With religion being propagated fervently in the house itself, it wasn’t surprising that stereotyping women based on figures from religious textbooks is imposed upon society, said Mr. Kunhi.
“Our religious texts are the biggest hurdles in women’s empowerment. Women are expected to be the Sati-Savithri types, where they even feel ashamed to hang their undergarments in the balcony,” he said, and his point was buttressed by the noticeable giggle from the girls in the audience at the mention of the undergarments.
“Religion is written by man, and so, society naturally becomes a male-dominated set-up. Even language has a masculine tinge to it. Take the sign ‘men at work’, that is put in construction sites even though women work in them too,” said Mr. Kunhi.
Commenting on the ‘burqa’ issue which he said though many looked at it as a sign of misogyny, Muslim students wearing burqa should be treated delicately. “Those who wear burqa to schools are probably among the first women in their families to be educated. The families have had no exposure to education, and the parents do not know how it will be like for a girl. They force the burqa on the girls, fearing remonstration from the masjid. But I know that most of these girls, when they become parents may not force the burqa on their daughters,” he said.

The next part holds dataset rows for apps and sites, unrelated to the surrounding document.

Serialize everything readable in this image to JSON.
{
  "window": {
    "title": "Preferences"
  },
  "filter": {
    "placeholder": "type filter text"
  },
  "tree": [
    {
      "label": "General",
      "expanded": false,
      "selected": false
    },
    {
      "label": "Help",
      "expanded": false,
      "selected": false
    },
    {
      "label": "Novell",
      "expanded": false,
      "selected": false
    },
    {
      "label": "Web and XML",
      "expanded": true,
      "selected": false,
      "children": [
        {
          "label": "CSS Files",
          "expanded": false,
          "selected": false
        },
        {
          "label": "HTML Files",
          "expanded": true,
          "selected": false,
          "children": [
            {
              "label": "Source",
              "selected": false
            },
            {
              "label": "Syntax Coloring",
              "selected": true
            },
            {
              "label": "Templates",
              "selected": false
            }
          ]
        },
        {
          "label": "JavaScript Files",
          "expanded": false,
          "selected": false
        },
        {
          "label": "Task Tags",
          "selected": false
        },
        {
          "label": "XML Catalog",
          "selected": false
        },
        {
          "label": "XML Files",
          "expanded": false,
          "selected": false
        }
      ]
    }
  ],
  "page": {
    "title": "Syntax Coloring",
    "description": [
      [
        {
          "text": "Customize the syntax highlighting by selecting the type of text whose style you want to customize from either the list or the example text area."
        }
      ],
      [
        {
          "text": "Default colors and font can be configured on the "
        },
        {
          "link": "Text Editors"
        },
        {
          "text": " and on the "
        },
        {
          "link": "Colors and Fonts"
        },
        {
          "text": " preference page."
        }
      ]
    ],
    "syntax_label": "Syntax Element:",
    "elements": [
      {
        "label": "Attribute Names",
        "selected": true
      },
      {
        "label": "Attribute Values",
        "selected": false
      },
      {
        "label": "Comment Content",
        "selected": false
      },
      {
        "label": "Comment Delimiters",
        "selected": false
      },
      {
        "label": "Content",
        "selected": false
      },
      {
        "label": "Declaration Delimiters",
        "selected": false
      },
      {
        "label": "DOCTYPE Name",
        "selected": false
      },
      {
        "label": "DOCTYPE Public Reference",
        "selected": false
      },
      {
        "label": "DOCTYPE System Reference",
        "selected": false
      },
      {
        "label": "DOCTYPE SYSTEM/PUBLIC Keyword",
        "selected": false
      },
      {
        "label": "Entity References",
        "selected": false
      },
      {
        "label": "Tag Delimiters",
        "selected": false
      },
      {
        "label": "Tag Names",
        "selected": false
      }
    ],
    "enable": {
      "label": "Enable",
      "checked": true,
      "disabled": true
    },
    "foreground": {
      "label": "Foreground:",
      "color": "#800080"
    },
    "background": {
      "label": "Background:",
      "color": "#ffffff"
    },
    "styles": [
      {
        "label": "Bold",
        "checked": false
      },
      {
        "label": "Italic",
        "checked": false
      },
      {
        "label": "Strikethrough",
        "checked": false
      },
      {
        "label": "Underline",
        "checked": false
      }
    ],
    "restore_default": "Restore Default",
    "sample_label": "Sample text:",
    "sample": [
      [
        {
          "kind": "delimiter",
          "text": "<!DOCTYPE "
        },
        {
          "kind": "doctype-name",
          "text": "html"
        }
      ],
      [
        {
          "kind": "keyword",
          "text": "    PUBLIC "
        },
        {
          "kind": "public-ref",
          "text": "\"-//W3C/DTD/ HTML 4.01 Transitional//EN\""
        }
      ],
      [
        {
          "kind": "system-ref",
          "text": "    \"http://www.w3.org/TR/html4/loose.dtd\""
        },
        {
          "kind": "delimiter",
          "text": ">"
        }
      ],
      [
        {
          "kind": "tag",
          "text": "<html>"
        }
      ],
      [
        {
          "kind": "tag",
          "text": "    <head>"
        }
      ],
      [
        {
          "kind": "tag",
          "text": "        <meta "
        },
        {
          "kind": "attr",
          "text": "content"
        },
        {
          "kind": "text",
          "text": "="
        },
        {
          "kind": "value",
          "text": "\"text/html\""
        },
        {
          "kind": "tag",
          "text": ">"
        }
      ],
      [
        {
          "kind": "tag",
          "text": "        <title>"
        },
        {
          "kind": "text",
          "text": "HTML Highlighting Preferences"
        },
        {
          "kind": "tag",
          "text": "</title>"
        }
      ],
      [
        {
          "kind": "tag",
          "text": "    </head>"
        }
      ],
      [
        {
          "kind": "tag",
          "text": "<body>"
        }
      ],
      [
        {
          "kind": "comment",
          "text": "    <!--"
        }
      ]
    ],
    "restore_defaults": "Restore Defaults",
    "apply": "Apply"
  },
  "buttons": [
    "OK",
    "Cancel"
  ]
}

He lamented the lack of representation of Muslims in literature, explaining that in texts written by those from other religions, Muslims are only transient characters and never the protagonists. “It’s like they’ve left these characters to Muslim writers. Or perhaps, they have a fear of repercussion for misrepresenting Muslims,” said Mr. Kunhi.